What if we approached every day with the same anticipation we have when packing for a vacation?
When you pack for vacation what are some of the things you pack? Do you pack a camera or just use your phone to take pictures? Why do we take so many pictures?
Pictures capture the uniques and beautiful moments you want to remember as you vacation is special places with special people. What if we took this idea and applied it to our daily lives? Many people post on social media platforms a lot of pictures. They are capturing different moments, images and events to share with others. My challenge is to find the extraordinary in the ordinary, creating a collection of cherished memories that make each day special.
If you snap a picture, what is the why behind it? Take the time to not just capture the image, but the moment and cherished memory that makes it special.
One of the individuals who was in high school at the time I was and is a classmate of my best friend has a son who has taken it a step further in creating a moment in time which is special to share with all of us. Please watch it below with your young family, enjoy the music, make the pizza, and cherish quality time together. This is a great example of family treasuring those special moments.
James Clear tells us in his book Atomic Habits, “every action you take is a vote for the type of person you wish to become.”
Craig Groeschel has authored the book The Power to Change and “reveals that it’s time to actually change by learning to master the habits that matter the most.”
Andy Andrews has authored many books I cherish! However, there is one short book I came across while vacationing a few years back. I was in a little shop on my trip to Gulf Shores and Orange Beach. The title of the book was How do you kill eleven million people? I am a fan of his writing and had to read this book. What an amazing thought provoking book it is.

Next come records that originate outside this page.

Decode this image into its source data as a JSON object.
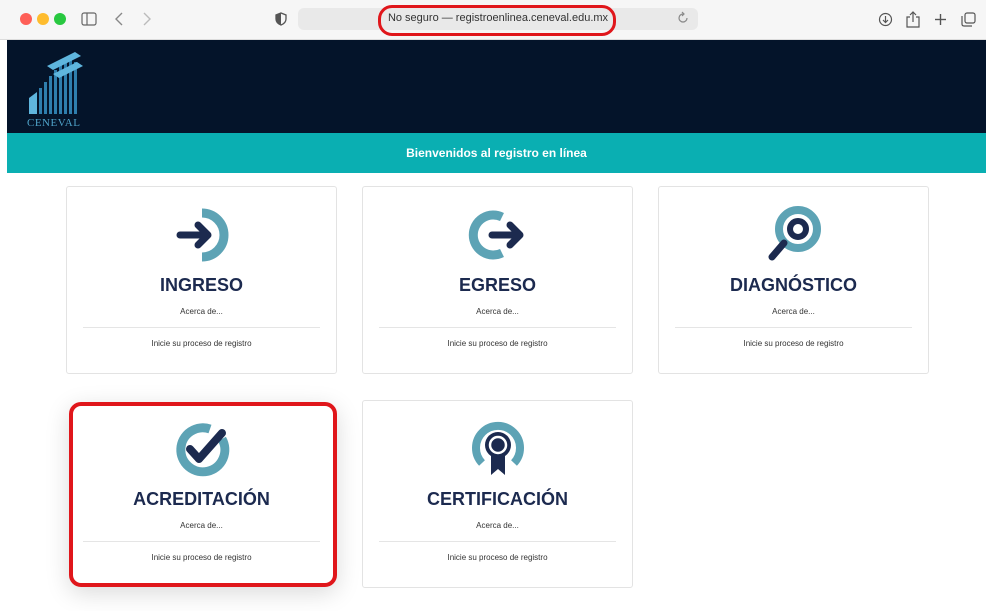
{
  "browser": {
    "address_text": "No seguro — registroenlinea.ceneval.edu.mx",
    "icons": [
      "sidebar-icon",
      "back-icon",
      "forward-icon",
      "shield-icon",
      "reload-icon",
      "download-icon",
      "share-icon",
      "new-tab-icon",
      "tabs-overview-icon"
    ]
  },
  "site": {
    "logo_text": "CENEVAL",
    "welcome": "Bienvenidos al registro en línea"
  },
  "cards": [
    {
      "title": "INGRESO",
      "about": "Acerca de...",
      "register": "Inicie su proceso de registro",
      "icon": "arrow-in-icon"
    },
    {
      "title": "EGRESO",
      "about": "Acerca de...",
      "register": "Inicie su proceso de registro",
      "icon": "arrow-out-icon"
    },
    {
      "title": "DIAGNÓSTICO",
      "about": "Acerca de...",
      "register": "Inicie su proceso de registro",
      "icon": "magnifier-icon"
    },
    {
      "title": "ACREDITACIÓN",
      "about": "Acerca de...",
      "register": "Inicie su proceso de registro",
      "icon": "check-icon"
    },
    {
      "title": "CERTIFICACIÓN",
      "about": "Acerca de...",
      "register": "Inicie su proceso de registro",
      "icon": "award-icon"
    }
  ],
  "colors": {
    "header_bg": "#04142a",
    "welcome_bg": "#0aafb2",
    "icon_teal": "#5da3b5",
    "icon_navy": "#1c2a4f",
    "highlight_red": "#e0161b"
  }
}
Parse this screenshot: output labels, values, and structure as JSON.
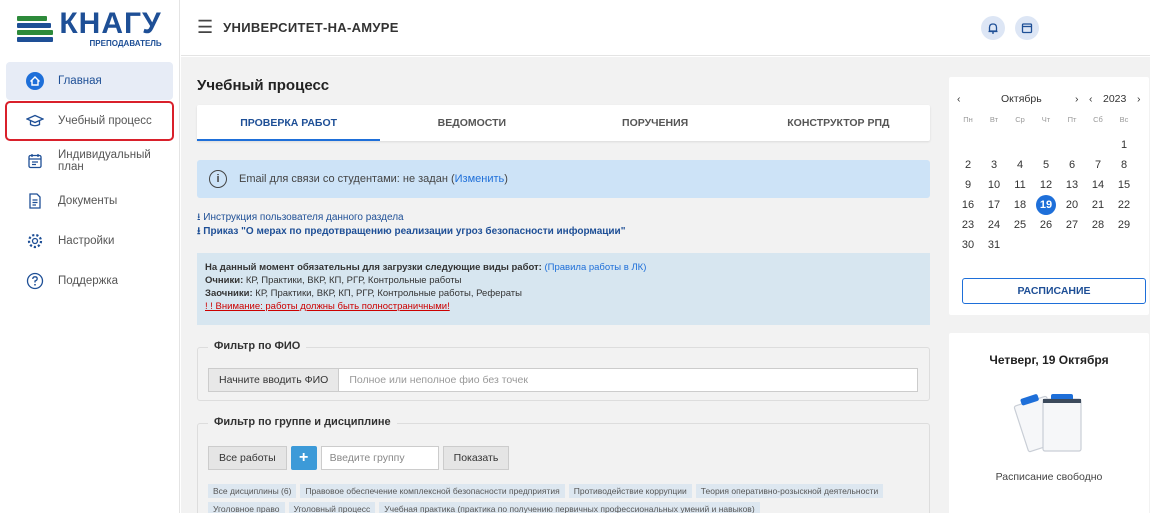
{
  "logo": {
    "main": "КНАГУ",
    "sub": "ПРЕПОДАВАТЕЛЬ"
  },
  "header": {
    "org_name": "УНИВЕРСИТЕТ-НА-АМУРЕ"
  },
  "sidebar": {
    "items": [
      {
        "label": "Главная",
        "icon": "home-icon"
      },
      {
        "label": "Учебный процесс",
        "icon": "graduation-cap-icon"
      },
      {
        "label": "Индивидуальный план",
        "icon": "calendar-plan-icon"
      },
      {
        "label": "Документы",
        "icon": "document-icon"
      },
      {
        "label": "Настройки",
        "icon": "gear-icon"
      },
      {
        "label": "Поддержка",
        "icon": "help-icon"
      }
    ]
  },
  "main": {
    "title": "Учебный процесс",
    "tabs": [
      {
        "label": "ПРОВЕРКА РАБОТ"
      },
      {
        "label": "ВЕДОМОСТИ"
      },
      {
        "label": "ПОРУЧЕНИЯ"
      },
      {
        "label": "КОНСТРУКТОР РПД"
      }
    ],
    "info": {
      "text": "Email для связи со студентами: не задан (",
      "link": "Изменить",
      "close": ")"
    },
    "doc_links": {
      "link1": "Инструкция пользователя данного раздела",
      "link2": "Приказ \"О мерах по предотвращению реализации угроз безопасности информации\""
    },
    "rules": {
      "line1_bold": "На данный момент обязательны для загрузки следующие виды работ:",
      "line1_link": "(Правила работы в ЛК)",
      "line2_bold": "Очники:",
      "line2_text": " КР, Практики, ВКР, КП, РГР, Контрольные работы",
      "line3_bold": "Заочники:",
      "line3_text": " КР, Практики, ВКР, КП, РГР, Контрольные работы, Рефераты",
      "warning": "! ! Внимание: работы должны быть полностраничными!"
    },
    "fio_filter": {
      "legend": "Фильтр по ФИО",
      "label": "Начните вводить ФИО",
      "placeholder": "Полное или неполное фио без точек"
    },
    "group_filter": {
      "legend": "Фильтр по группе и дисциплине",
      "all_works": "Все работы",
      "add": "+",
      "group_placeholder": "Введите группу",
      "show": "Показать",
      "disciplines": [
        "Все дисциплины (6)",
        "Правовое обеспечение комплексной безопасности предприятия",
        "Противодействие коррупции",
        "Теория оперативно-розыскной деятельности",
        "Уголовное право",
        "Уголовный процесс",
        "Учебная практика (практика по получению первичных профессиональных умений и навыков)"
      ]
    }
  },
  "calendar": {
    "prev": "‹",
    "month": "Октябрь",
    "next": "›",
    "year_prev": "‹",
    "year": "2023",
    "year_next": "›",
    "dow": [
      "Пн",
      "Вт",
      "Ср",
      "Чт",
      "Пт",
      "Сб",
      "Вс"
    ],
    "leading_blanks": 6,
    "days": [
      "1",
      "2",
      "3",
      "4",
      "5",
      "6",
      "7",
      "8",
      "9",
      "10",
      "11",
      "12",
      "13",
      "14",
      "15",
      "16",
      "17",
      "18",
      "19",
      "20",
      "21",
      "22",
      "23",
      "24",
      "25",
      "26",
      "27",
      "28",
      "29",
      "30",
      "31"
    ],
    "today": "19",
    "schedule_button": "РАСПИСАНИЕ"
  },
  "day_card": {
    "title": "Четверг, 19 Октября",
    "status": "Расписание свободно"
  },
  "colors": {
    "brand": "#1e4f96",
    "accent": "#1e6fd9",
    "highlight_border": "#d9202b",
    "info_bg": "#cde3f7"
  }
}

Andy Andrews believes that good answers come from asking good questions. Reminds me of a new friend of mind Dr. Keith J McNally, “The Question Guy.”
Andrews poses the provocative question, “How do you kill eleven million people?”—the number of people killed by the Nazi German regime between 1933 and 1945. He also explores a number of other questions relevant to our lives today, even though the book was published several years ago. This short book will give you things to focus on in your thoughts as you reflect on the timeframes from 1933-to our current situations. Pose some questions yourself as you read through things and discover your thoughts.
I highly recommend all three of the books I mentioned, but especially Andy Andrews. The Thrift bookstore is one of my favorite places to purchase books if you do not want to purchase a new edition. I love holding a book, having a highlighter and a notepad to take down notes. Many ideas, questions, thoughts and ideas come to me as I read. Some of the questions that may be generated are:
How are we supposed to tell the difference between the “good guys” and the “bad guys”?
How do truth and lies in the past affect our destiny as a nation?
What happens to a society in which truth is absent?
What happens when people choose to not vote?
How do we know our habits are good or bad?
What can we do to prevent history from repeating itself?
I always can relate back to my Two Rules-
1.) Everyone will feel good.
2.) Everyone will feel safe.
When we establish these concepts at an early age, reinforcement throughout the journey in education, and develop a system of support (SOS), we are sowing many seeds. Just like a garden, we plant the seeds we want to grow and reap the harvest at a later time. Society is a reflection of the gardens we plant and we are reaping what we sowed.
We must take actions to prevent, protect and provide a more purposeful system to ensure all of the needs of our children are meet to provide the future generations with opportunities for continued growth and success. Foundational skills, emotional wellness, resilience, responsibility and all of the skills needed in the Two Rules Philosophy.